  • Medical—Another simulation opportunity, enabling surgeons to train on models of the human body. Going forward, such systems can be coupled with other imaging systems (MRI, CAT) so a neurosurgeon can visualize a virtual 3-D image of a patient’s brain overlaid onto the patient’s actual anatomy, allowing doctors to perform surgeries that are currently impossible.
  • Navigation—While driving, a VR/AR system can overlay GPS directions and maps directly onto the user’s windshield, keeping the driver’s eyes on the road.
  • Tourism—VR/AR systems can enhance a person’s sightseeing experience. Imagine wearing AR-enabled glasses and walking through the Colosseum in Rome—not only seeing the sights but also learning about the specific areas being viewed.
  • Education/Training—AR systems can add digital content to printed materials, enabling students to become more engaged and take virtual journeys to remote parts of the world without leaving the classroom.

Risky Considerations

There are a variety of technological and human-experience issues that may limit the mass appeal and performance of VR/AR systems.

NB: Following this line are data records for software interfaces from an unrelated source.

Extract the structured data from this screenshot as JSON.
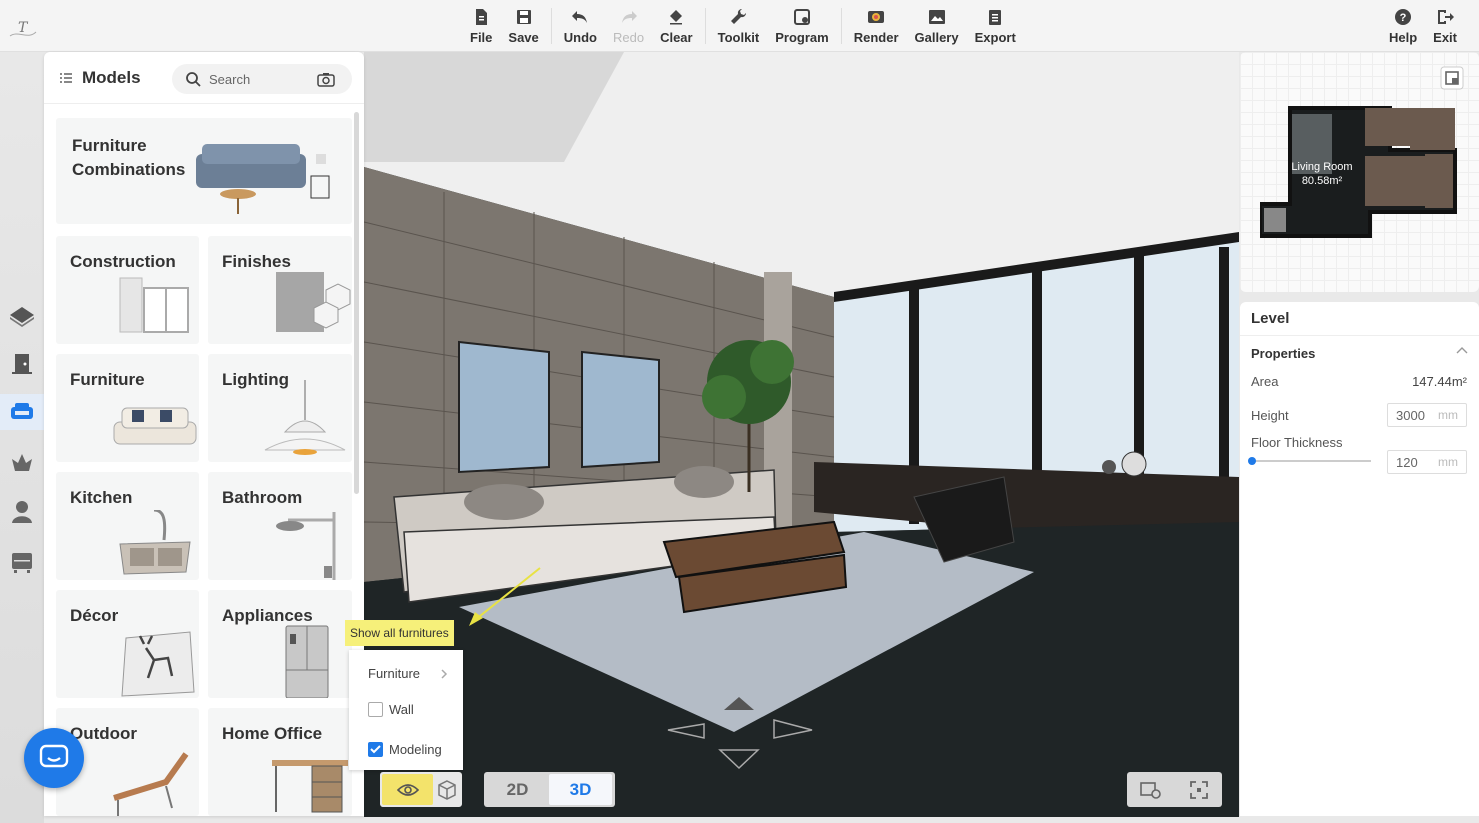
{
  "toolbar": {
    "logo_text": "T",
    "items": [
      {
        "label": "File",
        "icon": "file-icon"
      },
      {
        "label": "Save",
        "icon": "save-icon"
      },
      {
        "label": "Undo",
        "icon": "undo-icon"
      },
      {
        "label": "Redo",
        "icon": "redo-icon"
      },
      {
        "label": "Clear",
        "icon": "clear-icon"
      },
      {
        "label": "Toolkit",
        "icon": "toolkit-icon"
      },
      {
        "label": "Program",
        "icon": "program-icon"
      },
      {
        "label": "Render",
        "icon": "render-icon"
      },
      {
        "label": "Gallery",
        "icon": "gallery-icon"
      },
      {
        "label": "Export",
        "icon": "export-icon"
      }
    ],
    "help_label": "Help",
    "exit_label": "Exit"
  },
  "models_panel": {
    "title": "Models",
    "search_placeholder": "Search",
    "categories": [
      {
        "label": "Furniture\nCombinations"
      },
      {
        "label": "Construction"
      },
      {
        "label": "Finishes"
      },
      {
        "label": "Furniture"
      },
      {
        "label": "Lighting"
      },
      {
        "label": "Kitchen"
      },
      {
        "label": "Bathroom"
      },
      {
        "label": "Décor"
      },
      {
        "label": "Appliances"
      },
      {
        "label": "Outdoor"
      },
      {
        "label": "Home Office"
      }
    ]
  },
  "minimap": {
    "room_name": "Living Room",
    "room_area": "80.58m²"
  },
  "properties": {
    "level_title": "Level",
    "section_title": "Properties",
    "area_label": "Area",
    "area_value": "147.44m²",
    "height_label": "Height",
    "height_value": "3000",
    "height_unit": "mm",
    "floor_thickness_label": "Floor Thickness",
    "floor_thickness_value": "120",
    "floor_thickness_unit": "mm",
    "floor_thickness_slider_fraction": 0.0
  },
  "visibility_popup": {
    "tooltip": "Show all furnitures",
    "items": [
      {
        "label": "Furniture",
        "type": "submenu"
      },
      {
        "label": "Wall",
        "type": "checkbox",
        "checked": false
      },
      {
        "label": "Modeling",
        "type": "checkbox",
        "checked": true
      }
    ]
  },
  "view_mode": {
    "options": [
      "2D",
      "3D"
    ],
    "selected": "3D"
  },
  "colors": {
    "accent": "#1f7ae8",
    "tooltip_bg": "#f6f07a",
    "scene_floor": "#1f2526"
  }
}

Before they can become mainstream, VR/AR developers need to resolve these issues, including:

  • Tethered—Since VR/AR systems require significant computing power, they tend to be tethered or physically connected to computing hardware, which limits mobility and use. Higher processing requirements means more power.
  • Weight—A heavy headset may become uncomfortable after prolonged use.
  • FoV (Field of View)—The typical human eye has a 180 degree FoV. However, most VR headsets have FoV from 90 to 110 degrees, so the user is able to see beyond the FoV by simply moving their eyes. This makes the VR world less immersive and may cause eye strain, headaches and nausea. (For comparison of FoVs, see “Comparison Chart of FOV (Field of View) of VR Headsets,” VRTimes, May 24,2015.)
  • Motion Sickness—This can occur while using VR headsets because the user is stationary while the visual field is in motion. The brain sees the movement but can’t sync this to actual movement as registered by the inner ear. Prolonged use can make these ailments worse, limiting the time a user stays in a VR environment. Since AR systems incorporate both the physical and virtual worlds, they are likely to be less prone to these problems.
  • Cyber Sickness/Sim Sickness—For some, extended use of VR may cause seizures, double vision, altered vision, loss of awareness, eye strain, eye twitching, dizziness, light headedness, fatigue and other symptoms. (For more information on cyber and simulation sickness, see “Virtual Reality Affects Brain’s ‘GPS Cells,’” Live Science, Dec. 5, 2014.)

VR/AR presents the opportunity for numerous benefits ranging from recreational to commercial to medical uses. But as with any emerging technology, there are hazards—both known and unknown—that their manufacturers need to recognize and address as they design products.

Today, there is more excitement about VR/AR technology due to major releases from major players. Regardless, the question remains: Will it live up to the hype? Notably, many wonder whether applications and uses for these products will expand outside of niche areas and whether the price and ease of use will engage the average consumer. It appears that we are moving in that direction. And as we do, the insurance industry needs to be cognizant of the risks and opportunities this represents.

This article is based on a OneBeacon Technology Insurance white paper, “Virtual and Augmented Reality: The Next Major Computing and Communication Platform,” (March 17, 2016). For more information, visit the News and Insights section of www.onebeacontech.com/.

 

Contributor

Tushar P. Nandwana, OneBeacon Technology

Tushar P. Nandwana, Technology Risk Control Manager at OneBeacon, joined OneBeacon Technology Insurance in 2006. He currently serves as Segment Manager, specializing in risk control matters pertaining to technology and medical device companies. He additionally oversees the development of technology-related whitepapers for OneBeacon. His previous experience included 15 years in the risk control field.